It was remarkably quiet on the beach the other day. The quiet time was logical because most of the tourists had gone home, so the ocean’s shore clearly demonstrated the beautiful place I call home.
I was not alone on this particular morning. All around me were men and women enjoying the same serenity I was enjoying. Having benches along the beach at York, Maine makes it especially special this time of year. Since I’ve been living here the past four decades a memory popped into my mind. Years before I remember sitting next to an elderly gentleman whose white ashen skin probably hasn’t seen the sun in a long time.

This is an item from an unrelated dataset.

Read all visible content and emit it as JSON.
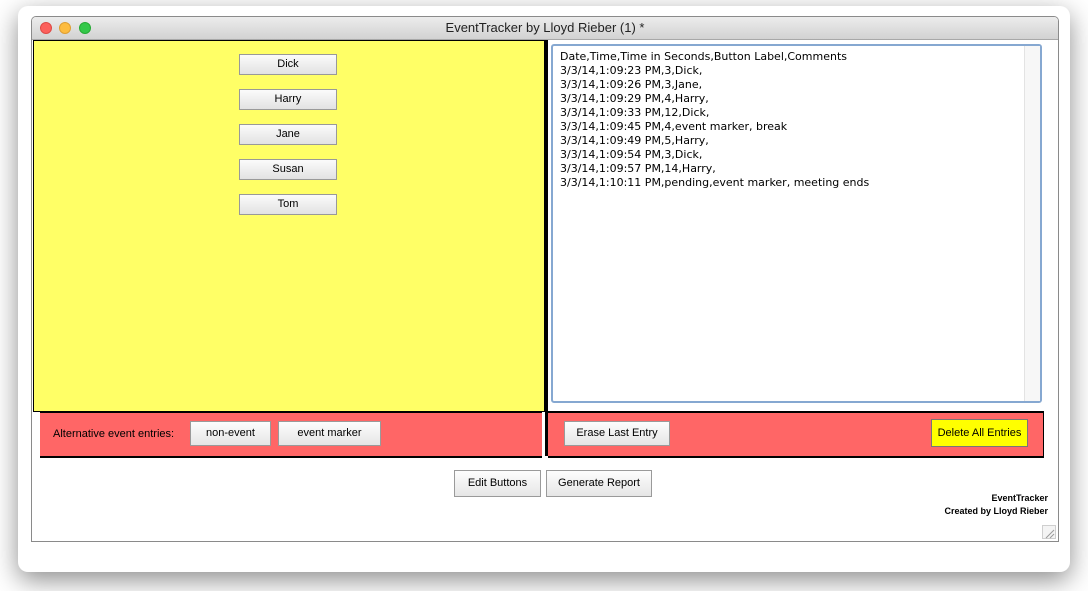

He looked frail and after I sat down next to him he appeared anxious. After a few moments it was obvious I did make him feel uncomfortable because he leaned toward his side of the bench as far away from me as possible. Maybe he was afraid of me. I decided to talk with this gentleman, so I could at least try to calm him down. He wouldn’t even look at me. He just stared straight ahead and in his mind’s eye I am sure I didn’t even exist. Or did he believe he didn’t exist.

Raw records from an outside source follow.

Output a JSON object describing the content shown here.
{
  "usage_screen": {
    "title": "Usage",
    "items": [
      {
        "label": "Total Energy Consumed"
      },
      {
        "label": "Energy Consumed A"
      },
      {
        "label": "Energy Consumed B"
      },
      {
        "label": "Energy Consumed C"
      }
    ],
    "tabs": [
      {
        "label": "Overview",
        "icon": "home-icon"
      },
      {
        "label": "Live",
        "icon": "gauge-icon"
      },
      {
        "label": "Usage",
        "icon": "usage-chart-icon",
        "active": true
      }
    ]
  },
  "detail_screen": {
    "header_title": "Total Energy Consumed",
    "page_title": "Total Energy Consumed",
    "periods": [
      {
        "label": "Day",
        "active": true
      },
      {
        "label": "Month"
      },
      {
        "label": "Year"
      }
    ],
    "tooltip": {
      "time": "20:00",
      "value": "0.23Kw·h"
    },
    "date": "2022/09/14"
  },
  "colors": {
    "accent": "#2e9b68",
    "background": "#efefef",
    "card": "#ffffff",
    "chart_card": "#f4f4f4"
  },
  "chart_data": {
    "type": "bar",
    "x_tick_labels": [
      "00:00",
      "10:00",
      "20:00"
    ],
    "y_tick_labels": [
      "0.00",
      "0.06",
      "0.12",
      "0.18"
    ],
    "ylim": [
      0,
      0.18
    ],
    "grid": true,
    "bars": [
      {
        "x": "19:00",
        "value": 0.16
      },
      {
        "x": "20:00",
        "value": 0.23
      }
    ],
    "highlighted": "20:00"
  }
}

I remember asking myself why won’t the old talk to us. Why is it so hard for them to explain their years of experience to those of us who try not to make the mistakes of those who lived before? Why is it so difficult for them to look into our eyes and explain how they got to become so old? To paraphrase Harry Truman, “There is nothing new in this world. Only the time that is not remembered.”
Continue Reading →